-- WORK ITEM --
Repeat the listing below in full, exactly.

-- RECORDS TO USE --
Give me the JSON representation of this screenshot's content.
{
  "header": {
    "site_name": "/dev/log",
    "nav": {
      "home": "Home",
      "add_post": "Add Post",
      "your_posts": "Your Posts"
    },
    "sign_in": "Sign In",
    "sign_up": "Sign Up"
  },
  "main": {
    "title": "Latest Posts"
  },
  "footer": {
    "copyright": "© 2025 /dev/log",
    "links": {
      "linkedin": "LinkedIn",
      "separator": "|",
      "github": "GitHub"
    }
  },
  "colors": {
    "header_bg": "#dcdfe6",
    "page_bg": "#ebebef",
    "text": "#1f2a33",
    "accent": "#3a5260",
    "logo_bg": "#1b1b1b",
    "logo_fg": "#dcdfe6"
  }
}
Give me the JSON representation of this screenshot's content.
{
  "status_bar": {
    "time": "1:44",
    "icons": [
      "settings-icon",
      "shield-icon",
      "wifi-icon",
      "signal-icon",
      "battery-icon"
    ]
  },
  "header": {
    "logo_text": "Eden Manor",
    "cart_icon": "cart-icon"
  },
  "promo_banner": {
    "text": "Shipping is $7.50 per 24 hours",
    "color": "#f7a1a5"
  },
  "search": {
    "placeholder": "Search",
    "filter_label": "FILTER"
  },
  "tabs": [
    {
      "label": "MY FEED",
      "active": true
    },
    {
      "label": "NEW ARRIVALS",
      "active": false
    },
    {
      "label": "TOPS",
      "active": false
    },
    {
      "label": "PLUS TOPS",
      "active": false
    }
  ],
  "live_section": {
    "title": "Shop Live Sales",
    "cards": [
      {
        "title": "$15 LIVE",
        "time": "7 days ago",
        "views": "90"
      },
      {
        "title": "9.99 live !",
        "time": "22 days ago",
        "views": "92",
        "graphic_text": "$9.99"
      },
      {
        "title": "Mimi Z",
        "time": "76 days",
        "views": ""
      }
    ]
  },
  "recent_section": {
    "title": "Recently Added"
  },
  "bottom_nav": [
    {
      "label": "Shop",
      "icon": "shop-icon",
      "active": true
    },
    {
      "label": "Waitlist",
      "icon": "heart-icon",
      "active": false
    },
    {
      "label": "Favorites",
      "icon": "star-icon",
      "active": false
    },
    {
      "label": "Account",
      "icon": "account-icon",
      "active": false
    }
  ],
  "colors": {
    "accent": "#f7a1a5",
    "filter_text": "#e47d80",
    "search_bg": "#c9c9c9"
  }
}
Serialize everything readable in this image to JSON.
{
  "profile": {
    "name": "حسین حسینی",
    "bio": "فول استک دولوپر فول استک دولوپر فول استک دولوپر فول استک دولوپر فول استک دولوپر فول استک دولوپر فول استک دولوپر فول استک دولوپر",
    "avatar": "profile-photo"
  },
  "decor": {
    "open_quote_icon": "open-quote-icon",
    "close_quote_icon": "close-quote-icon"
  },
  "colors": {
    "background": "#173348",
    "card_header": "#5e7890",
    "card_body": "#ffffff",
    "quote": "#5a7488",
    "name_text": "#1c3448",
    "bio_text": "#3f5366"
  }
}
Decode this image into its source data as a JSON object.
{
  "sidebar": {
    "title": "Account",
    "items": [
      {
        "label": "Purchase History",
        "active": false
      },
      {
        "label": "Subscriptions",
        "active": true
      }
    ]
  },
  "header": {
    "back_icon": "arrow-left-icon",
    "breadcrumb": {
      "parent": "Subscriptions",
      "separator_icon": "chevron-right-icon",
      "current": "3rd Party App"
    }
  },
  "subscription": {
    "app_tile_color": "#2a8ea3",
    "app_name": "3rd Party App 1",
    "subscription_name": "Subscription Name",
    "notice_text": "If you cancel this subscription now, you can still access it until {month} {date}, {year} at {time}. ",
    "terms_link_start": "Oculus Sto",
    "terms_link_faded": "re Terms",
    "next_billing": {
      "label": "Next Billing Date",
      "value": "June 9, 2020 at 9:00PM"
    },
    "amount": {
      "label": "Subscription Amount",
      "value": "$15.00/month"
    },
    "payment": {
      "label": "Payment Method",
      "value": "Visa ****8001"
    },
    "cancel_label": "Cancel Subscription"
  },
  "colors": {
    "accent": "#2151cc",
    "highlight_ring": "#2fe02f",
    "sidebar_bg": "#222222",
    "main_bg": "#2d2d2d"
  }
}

-- EXERCISE RESULT --
Give me the JSON representation of this screenshot's content.
{
  "header": {
    "site_name": "/dev/log",
    "nav": {
      "home": "Home",
      "add_post": "Add Post",
      "your_posts": "Your Posts"
    },
    "sign_in": "Sign In",
    "sign_up": "Sign Up"
  },
  "main": {
    "title": "Latest Posts"
  },
  "footer": {
    "copyright": "© 2025 /dev/log",
    "links": {
      "linkedin": "LinkedIn",
      "separator": "|",
      "github": "GitHub"
    }
  },
  "colors": {
    "header_bg": "#dcdfe6",
    "page_bg": "#ebebef",
    "text": "#1f2a33",
    "accent": "#3a5260",
    "logo_bg": "#1b1b1b",
    "logo_fg": "#dcdfe6"
  }
}
Give me the JSON representation of this screenshot's content.
{
  "status_bar": {
    "time": "1:44",
    "icons": [
      "settings-icon",
      "shield-icon",
      "wifi-icon",
      "signal-icon",
      "battery-icon"
    ]
  },
  "header": {
    "logo_text": "Eden Manor",
    "cart_icon": "cart-icon"
  },
  "promo_banner": {
    "text": "Shipping is $7.50 per 24 hours",
    "color": "#f7a1a5"
  },
  "search": {
    "placeholder": "Search",
    "filter_label": "FILTER"
  },
  "tabs": [
    {
      "label": "MY FEED",
      "active": true
    },
    {
      "label": "NEW ARRIVALS",
      "active": false
    },
    {
      "label": "TOPS",
      "active": false
    },
    {
      "label": "PLUS TOPS",
      "active": false
    }
  ],
  "live_section": {
    "title": "Shop Live Sales",
    "cards": [
      {
        "title": "$15 LIVE",
        "time": "7 days ago",
        "views": "90"
      },
      {
        "title": "9.99 live !",
        "time": "22 days ago",
        "views": "92",
        "graphic_text": "$9.99"
      },
      {
        "title": "Mimi Z",
        "time": "76 days",
        "views": ""
      }
    ]
  },
  "recent_section": {
    "title": "Recently Added"
  },
  "bottom_nav": [
    {
      "label": "Shop",
      "icon": "shop-icon",
      "active": true
    },
    {
      "label": "Waitlist",
      "icon": "heart-icon",
      "active": false
    },
    {
      "label": "Favorites",
      "icon": "star-icon",
      "active": false
    },
    {
      "label": "Account",
      "icon": "account-icon",
      "active": false
    }
  ],
  "colors": {
    "accent": "#f7a1a5",
    "filter_text": "#e47d80",
    "search_bg": "#c9c9c9"
  }
}
Serialize everything readable in this image to JSON.
{
  "profile": {
    "name": "حسین حسینی",
    "bio": "فول استک دولوپر فول استک دولوپر فول استک دولوپر فول استک دولوپر فول استک دولوپر فول استک دولوپر فول استک دولوپر فول استک دولوپر",
    "avatar": "profile-photo"
  },
  "decor": {
    "open_quote_icon": "open-quote-icon",
    "close_quote_icon": "close-quote-icon"
  },
  "colors": {
    "background": "#173348",
    "card_header": "#5e7890",
    "card_body": "#ffffff",
    "quote": "#5a7488",
    "name_text": "#1c3448",
    "bio_text": "#3f5366"
  }
}
Decode this image into its source data as a JSON object.
{
  "sidebar": {
    "title": "Account",
    "items": [
      {
        "label": "Purchase History",
        "active": false
      },
      {
        "label": "Subscriptions",
        "active": true
      }
    ]
  },
  "header": {
    "back_icon": "arrow-left-icon",
    "breadcrumb": {
      "parent": "Subscriptions",
      "separator_icon": "chevron-right-icon",
      "current": "3rd Party App"
    }
  },
  "subscription": {
    "app_tile_color": "#2a8ea3",
    "app_name": "3rd Party App 1",
    "subscription_name": "Subscription Name",
    "notice_text": "If you cancel this subscription now, you can still access it until {month} {date}, {year} at {time}. ",
    "terms_link_start": "Oculus Sto",
    "terms_link_faded": "re Terms",
    "next_billing": {
      "label": "Next Billing Date",
      "value": "June 9, 2020 at 9:00PM"
    },
    "amount": {
      "label": "Subscription Amount",
      "value": "$15.00/month"
    },
    "payment": {
      "label": "Payment Method",
      "value": "Visa ****8001"
    },
    "cancel_label": "Cancel Subscription"
  },
  "colors": {
    "accent": "#2151cc",
    "highlight_ring": "#2fe02f",
    "sidebar_bg": "#222222",
    "main_bg": "#2d2d2d"
  }
}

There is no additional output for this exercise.